## Requirement
An exact copy is needed of each line from the one including "Decode this image" through the last line of the entries, both ends counted, with nothing added.
START Records to process
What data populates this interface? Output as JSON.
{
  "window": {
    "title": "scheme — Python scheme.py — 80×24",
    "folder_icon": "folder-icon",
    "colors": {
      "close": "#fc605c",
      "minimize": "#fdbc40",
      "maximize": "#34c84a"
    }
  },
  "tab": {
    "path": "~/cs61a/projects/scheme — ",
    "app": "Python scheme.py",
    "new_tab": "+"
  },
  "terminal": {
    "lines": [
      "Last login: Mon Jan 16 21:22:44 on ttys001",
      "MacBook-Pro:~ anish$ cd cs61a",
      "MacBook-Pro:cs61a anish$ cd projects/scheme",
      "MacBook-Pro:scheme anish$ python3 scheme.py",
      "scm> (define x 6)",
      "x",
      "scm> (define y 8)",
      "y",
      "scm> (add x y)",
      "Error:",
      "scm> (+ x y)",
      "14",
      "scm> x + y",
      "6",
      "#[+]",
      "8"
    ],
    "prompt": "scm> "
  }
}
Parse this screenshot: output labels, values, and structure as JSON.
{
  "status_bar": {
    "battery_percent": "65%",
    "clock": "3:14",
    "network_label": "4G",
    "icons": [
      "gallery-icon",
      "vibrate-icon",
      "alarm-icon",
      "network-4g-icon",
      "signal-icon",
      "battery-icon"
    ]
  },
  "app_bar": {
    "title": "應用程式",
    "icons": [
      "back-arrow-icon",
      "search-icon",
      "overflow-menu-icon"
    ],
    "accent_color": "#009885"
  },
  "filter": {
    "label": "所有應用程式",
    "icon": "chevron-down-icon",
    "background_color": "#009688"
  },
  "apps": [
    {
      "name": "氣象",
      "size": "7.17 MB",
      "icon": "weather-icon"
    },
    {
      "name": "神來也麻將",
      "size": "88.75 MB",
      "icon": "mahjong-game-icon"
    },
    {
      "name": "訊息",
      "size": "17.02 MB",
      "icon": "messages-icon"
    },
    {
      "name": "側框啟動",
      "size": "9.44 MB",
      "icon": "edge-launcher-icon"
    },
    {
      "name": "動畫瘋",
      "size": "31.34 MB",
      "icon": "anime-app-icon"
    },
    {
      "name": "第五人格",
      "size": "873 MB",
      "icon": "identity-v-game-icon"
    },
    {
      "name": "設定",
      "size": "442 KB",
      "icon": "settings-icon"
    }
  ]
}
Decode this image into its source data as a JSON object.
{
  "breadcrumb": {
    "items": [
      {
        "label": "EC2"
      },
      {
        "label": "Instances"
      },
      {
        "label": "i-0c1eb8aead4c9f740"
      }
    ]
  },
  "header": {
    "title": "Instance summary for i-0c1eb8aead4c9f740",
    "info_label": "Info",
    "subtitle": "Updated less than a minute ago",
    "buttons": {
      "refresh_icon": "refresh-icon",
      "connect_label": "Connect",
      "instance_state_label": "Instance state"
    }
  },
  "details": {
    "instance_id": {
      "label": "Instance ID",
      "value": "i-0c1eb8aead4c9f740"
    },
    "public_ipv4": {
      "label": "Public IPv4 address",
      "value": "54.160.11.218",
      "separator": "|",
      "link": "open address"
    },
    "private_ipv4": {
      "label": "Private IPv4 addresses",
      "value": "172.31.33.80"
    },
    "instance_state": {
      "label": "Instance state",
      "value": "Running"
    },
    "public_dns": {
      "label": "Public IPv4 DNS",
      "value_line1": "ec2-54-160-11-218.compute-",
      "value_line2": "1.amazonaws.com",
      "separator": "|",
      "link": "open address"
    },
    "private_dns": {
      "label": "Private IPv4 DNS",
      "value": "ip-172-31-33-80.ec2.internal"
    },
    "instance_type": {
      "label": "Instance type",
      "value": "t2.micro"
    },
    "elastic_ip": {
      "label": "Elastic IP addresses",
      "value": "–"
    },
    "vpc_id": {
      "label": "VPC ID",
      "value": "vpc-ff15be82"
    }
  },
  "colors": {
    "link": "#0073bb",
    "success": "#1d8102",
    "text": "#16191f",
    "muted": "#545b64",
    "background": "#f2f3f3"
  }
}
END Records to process
## Exercise response
Decode this image into its source data as a JSON object.
{
  "breadcrumb": {
    "items": [
      {
        "label": "EC2"
      },
      {
        "label": "Instances"
      },
      {
        "label": "i-0c1eb8aead4c9f740"
      }
    ]
  },
  "header": {
    "title": "Instance summary for i-0c1eb8aead4c9f740",
    "info_label": "Info",
    "subtitle": "Updated less than a minute ago",
    "buttons": {
      "refresh_icon": "refresh-icon",
      "connect_label": "Connect",
      "instance_state_label": "Instance state"
    }
  },
  "details": {
    "instance_id": {
      "label": "Instance ID",
      "value": "i-0c1eb8aead4c9f740"
    },
    "public_ipv4": {
      "label": "Public IPv4 address",
      "value": "54.160.11.218",
      "separator": "|",
      "link": "open address"
    },
    "private_ipv4": {
      "label": "Private IPv4 addresses",
      "value": "172.31.33.80"
    },
    "instance_state": {
      "label": "Instance state",
      "value": "Running"
    },
    "public_dns": {
      "label": "Public IPv4 DNS",
      "value_line1": "ec2-54-160-11-218.compute-",
      "value_line2": "1.amazonaws.com",
      "separator": "|",
      "link": "open address"
    },
    "private_dns": {
      "label": "Private IPv4 DNS",
      "value": "ip-172-31-33-80.ec2.internal"
    },
    "instance_type": {
      "label": "Instance type",
      "value": "t2.micro"
    },
    "elastic_ip": {
      "label": "Elastic IP addresses",
      "value": "–"
    },
    "vpc_id": {
      "label": "VPC ID",
      "value": "vpc-ff15be82"
    }
  },
  "colors": {
    "link": "#0073bb",
    "success": "#1d8102",
    "text": "#16191f",
    "muted": "#545b64",
    "background": "#f2f3f3"
  }
}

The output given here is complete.